#### [What you will do]
This exercise asks for the entries to be repeated exactly, without their images.

#### [Available data]
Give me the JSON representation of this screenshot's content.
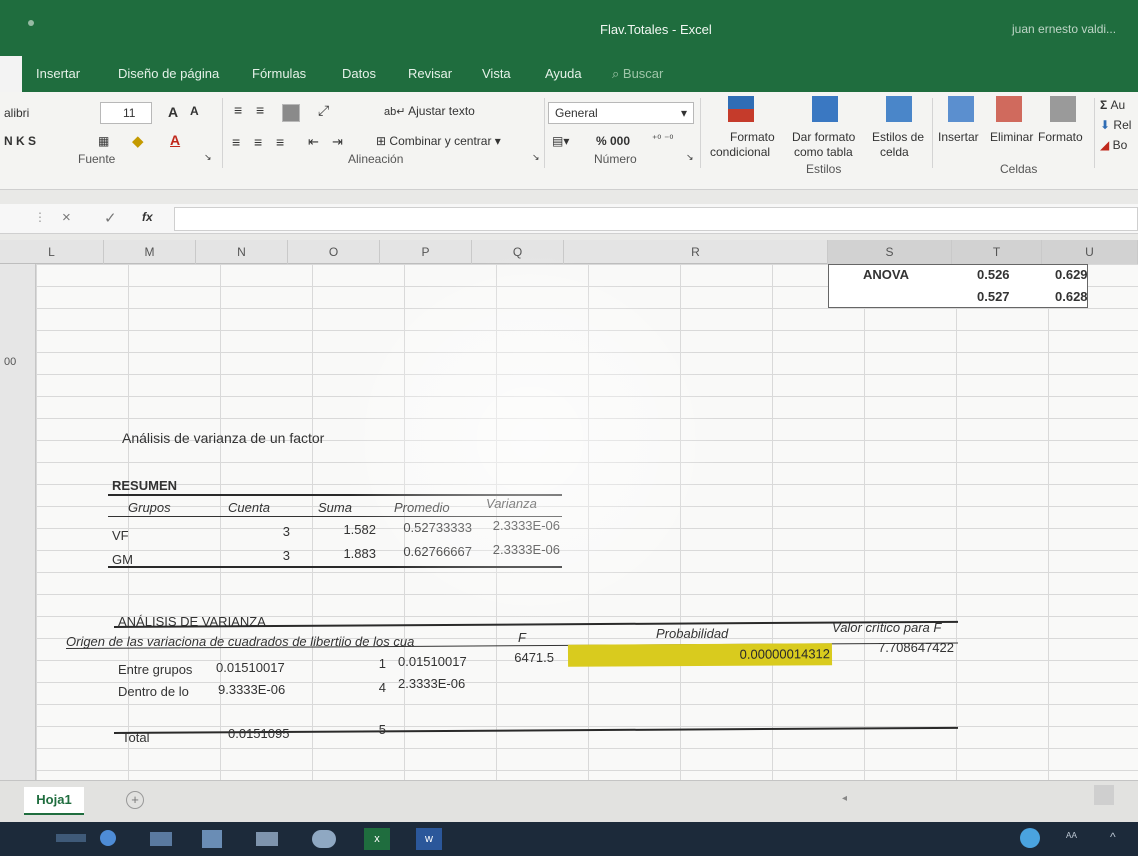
{
  "window": {
    "title": "Flav.Totales - Excel",
    "user": "juan ernesto valdi..."
  },
  "tabs": [
    {
      "label": "Insertar"
    },
    {
      "label": "Diseño de página"
    },
    {
      "label": "Fórmulas"
    },
    {
      "label": "Datos"
    },
    {
      "label": "Revisar"
    },
    {
      "label": "Vista"
    },
    {
      "label": "Ayuda"
    },
    {
      "label": "Buscar"
    }
  ],
  "ribbon": {
    "font_name": "alibri",
    "font_size": "11",
    "bold_italic_underline": "N  K  S",
    "group_fuente": "Fuente",
    "wrap_text": "Ajustar texto",
    "merge_center": "Combinar y centrar",
    "group_alineacion": "Alineación",
    "number_format": "General",
    "percent_thousands": "%  000",
    "group_numero": "Número",
    "cond_format_1": "Formato",
    "cond_format_2": "condicional",
    "table_format_1": "Dar formato",
    "table_format_2": "como tabla",
    "cell_styles_1": "Estilos de",
    "cell_styles_2": "celda",
    "group_estilos": "Estilos",
    "insert_label": "Insertar",
    "delete_label": "Eliminar",
    "format_label": "Formato",
    "group_celdas": "Celdas",
    "autosum": "Au",
    "fill": "Rel",
    "clear": "Bo"
  },
  "formula_bar": {
    "cancel": "×",
    "enter": "✓",
    "fx": "fx"
  },
  "columns": [
    "L",
    "M",
    "N",
    "O",
    "P",
    "Q",
    "R",
    "S",
    "T",
    "U"
  ],
  "row_stub": "00",
  "anova_box": {
    "label": "ANOVA",
    "r1c1": "0.526",
    "r1c2": "0.629",
    "r2c1": "0.527",
    "r2c2": "0.628"
  },
  "analysis": {
    "title": "Análisis de varianza de un factor",
    "resumen": {
      "title": "RESUMEN",
      "headers": [
        "Grupos",
        "Cuenta",
        "Suma",
        "Promedio",
        "Varianza"
      ],
      "rows": [
        [
          "VF",
          "3",
          "1.582",
          "0.52733333",
          "2.3333E-06"
        ],
        [
          "GM",
          "3",
          "1.883",
          "0.62766667",
          "2.3333E-06"
        ]
      ]
    },
    "anova": {
      "title": "ANÁLISIS DE VARIANZA",
      "header_origin": "Origen de las variaciona de cuadrados de libertiio de los cua",
      "header_f": "F",
      "header_prob": "Probabilidad",
      "header_crit": "Valor crítico para F",
      "between_label": "Entre grupos",
      "between_ss": "0.01510017",
      "between_df": "1",
      "between_ms": "0.01510017",
      "between_f": "6471.5",
      "between_prob": "0.00000014312",
      "between_crit": "7.708647422",
      "within_label": "Dentro de lo",
      "within_ss": "9.3333E-06",
      "within_df": "4",
      "within_ms": "2.3333E-06",
      "total_label": "Total",
      "total_ss": "0.0151095",
      "total_df": "5"
    }
  },
  "sheet": {
    "tab": "Hoja1",
    "add": "+"
  },
  "colors": {
    "excel_green": "#1f6d3e",
    "highlight": "#d9cb1e"
  }
}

#### [Answer to this exercise]
Give me the JSON representation of this screenshot's content.
{
  "window": {
    "title": "Flav.Totales - Excel",
    "user": "juan ernesto valdi..."
  },
  "tabs": [
    {
      "label": "Insertar"
    },
    {
      "label": "Diseño de página"
    },
    {
      "label": "Fórmulas"
    },
    {
      "label": "Datos"
    },
    {
      "label": "Revisar"
    },
    {
      "label": "Vista"
    },
    {
      "label": "Ayuda"
    },
    {
      "label": "Buscar"
    }
  ],
  "ribbon": {
    "font_name": "alibri",
    "font_size": "11",
    "bold_italic_underline": "N  K  S",
    "group_fuente": "Fuente",
    "wrap_text": "Ajustar texto",
    "merge_center": "Combinar y centrar",
    "group_alineacion": "Alineación",
    "number_format": "General",
    "percent_thousands": "%  000",
    "group_numero": "Número",
    "cond_format_1": "Formato",
    "cond_format_2": "condicional",
    "table_format_1": "Dar formato",
    "table_format_2": "como tabla",
    "cell_styles_1": "Estilos de",
    "cell_styles_2": "celda",
    "group_estilos": "Estilos",
    "insert_label": "Insertar",
    "delete_label": "Eliminar",
    "format_label": "Formato",
    "group_celdas": "Celdas",
    "autosum": "Au",
    "fill": "Rel",
    "clear": "Bo"
  },
  "formula_bar": {
    "cancel": "×",
    "enter": "✓",
    "fx": "fx"
  },
  "columns": [
    "L",
    "M",
    "N",
    "O",
    "P",
    "Q",
    "R",
    "S",
    "T",
    "U"
  ],
  "row_stub": "00",
  "anova_box": {
    "label": "ANOVA",
    "r1c1": "0.526",
    "r1c2": "0.629",
    "r2c1": "0.527",
    "r2c2": "0.628"
  },
  "analysis": {
    "title": "Análisis de varianza de un factor",
    "resumen": {
      "title": "RESUMEN",
      "headers": [
        "Grupos",
        "Cuenta",
        "Suma",
        "Promedio",
        "Varianza"
      ],
      "rows": [
        [
          "VF",
          "3",
          "1.582",
          "0.52733333",
          "2.3333E-06"
        ],
        [
          "GM",
          "3",
          "1.883",
          "0.62766667",
          "2.3333E-06"
        ]
      ]
    },
    "anova": {
      "title": "ANÁLISIS DE VARIANZA",
      "header_origin": "Origen de las variaciona de cuadrados de libertiio de los cua",
      "header_f": "F",
      "header_prob": "Probabilidad",
      "header_crit": "Valor crítico para F",
      "between_label": "Entre grupos",
      "between_ss": "0.01510017",
      "between_df": "1",
      "between_ms": "0.01510017",
      "between_f": "6471.5",
      "between_prob": "0.00000014312",
      "between_crit": "7.708647422",
      "within_label": "Dentro de lo",
      "within_ss": "9.3333E-06",
      "within_df": "4",
      "within_ms": "2.3333E-06",
      "total_label": "Total",
      "total_ss": "0.0151095",
      "total_df": "5"
    }
  },
  "sheet": {
    "tab": "Hoja1",
    "add": "+"
  },
  "colors": {
    "excel_green": "#1f6d3e",
    "highlight": "#d9cb1e"
  }
}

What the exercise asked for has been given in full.